-The primary flavors of Rosé wine are red fruit, flowers, citrus, and melon, with a pleasant crunchy green flavor on the finish similar to celery or rhubarb. Of course, depending on the type of grape the rosé is made with, flavors can vary widely.

-For example, a deeply-colored Italian Aglianico rosé (yes we do mean “Rosato.” Can’t sneak anything by you!)-will offer up cherry and orange zest flavors. A pale-colored Grenache rosé from Provence in France will taste of honeydew melon, lemon, and celery.


A Brief History:

  Kysela

Kysela

The Ancient Greeks (traders from the city of Phocaea) brought wines and vines to southern France around 600 BC when they founded the city of Marseille.

In the 2,600 years since the art and culture of winemaking have become central to the local way of life. 

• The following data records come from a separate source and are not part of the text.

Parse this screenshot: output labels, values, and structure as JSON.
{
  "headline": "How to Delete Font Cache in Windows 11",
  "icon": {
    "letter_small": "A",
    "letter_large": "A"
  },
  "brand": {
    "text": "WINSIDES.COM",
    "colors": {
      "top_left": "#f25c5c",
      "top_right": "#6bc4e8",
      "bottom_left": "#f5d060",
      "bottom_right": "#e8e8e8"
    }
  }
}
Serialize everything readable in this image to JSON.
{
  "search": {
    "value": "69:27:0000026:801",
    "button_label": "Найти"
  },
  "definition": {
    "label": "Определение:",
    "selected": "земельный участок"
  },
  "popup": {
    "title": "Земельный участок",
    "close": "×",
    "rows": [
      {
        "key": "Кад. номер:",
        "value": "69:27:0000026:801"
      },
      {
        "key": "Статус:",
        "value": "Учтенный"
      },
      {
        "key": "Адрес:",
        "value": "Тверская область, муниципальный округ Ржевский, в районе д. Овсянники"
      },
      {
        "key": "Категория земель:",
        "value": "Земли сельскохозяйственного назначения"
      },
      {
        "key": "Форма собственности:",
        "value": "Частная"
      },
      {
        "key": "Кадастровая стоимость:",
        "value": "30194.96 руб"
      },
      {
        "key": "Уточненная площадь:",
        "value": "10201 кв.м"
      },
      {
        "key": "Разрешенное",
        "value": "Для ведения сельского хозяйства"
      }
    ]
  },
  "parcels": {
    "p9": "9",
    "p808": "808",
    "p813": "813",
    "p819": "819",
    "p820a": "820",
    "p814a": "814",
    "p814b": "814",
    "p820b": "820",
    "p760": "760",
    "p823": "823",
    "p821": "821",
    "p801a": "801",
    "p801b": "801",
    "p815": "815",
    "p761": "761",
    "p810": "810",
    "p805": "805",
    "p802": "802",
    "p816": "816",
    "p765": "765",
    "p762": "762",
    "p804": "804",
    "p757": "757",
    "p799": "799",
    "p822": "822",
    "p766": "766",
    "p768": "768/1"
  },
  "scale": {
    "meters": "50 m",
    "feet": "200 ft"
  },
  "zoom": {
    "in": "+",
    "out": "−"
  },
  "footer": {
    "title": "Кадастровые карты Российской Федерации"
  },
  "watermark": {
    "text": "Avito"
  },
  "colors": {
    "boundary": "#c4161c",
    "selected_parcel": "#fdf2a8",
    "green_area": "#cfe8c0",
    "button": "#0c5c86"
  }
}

In the time of the Greeks, all wines were generally pale in color – the color of today's rosés.

By the time that the Romans reached the area in 125 BC, the rosé wine produced there had a reputation across the Mediterranean for its high quality. But even with the Romans' introduction of red wine, rosé held firm in the area the Romans called Provincia Romana – today's Provence. 

Starting in the fourteenth century the nobility and military leaders managed many vineyards in Provence, laying the foundation for the region's modern-day viticulture (remember that one from our What Is Red Wine article do you? Good job!) 

Rosé became prestigious, the wine of kings and aristocrats. Which is why we all feel like royalty when we drink Rosé. Ok, that last part isn’t a real fact but c’mon you know you do. 

The history of rosé would take another dramatic turn following World War II when two Portuguese wine producing families both released sweet, slightly sparkling rosés to the European and American markets.

These wines, Mateus and Lancers, would go on to set record sales in Europe and the US and dominate the Portuguese wine industry for most of the 20th century. Their popularity has declined in recent years thanks to the trend towards traditional, drier rosés as well as the development of American "blush" wines like White Zinfandel. Hard to believe White Zinfandel ever dominated any market share but it's true!


Random Rose Fact:

 

The Mosé, is a cocktail from Matt Duckor, that includes tequila, citrus, and rosé. It's a rosé margarita! 

Rosé wine is going to be seen a lot more in the next few months as people love to drink this delicious wine in the summertime. Whether you like it on drier or sweeter side, bubbly or not, there’s a rosé out there for you. 

So get your sunglasses and the next time you're craving a taste of royalty, with a light pink color, grab some Rosé and drink with the Ancients. We’ll raise our glass too. Thanks for reading and as always...

Cheers from,

Happy Hour City!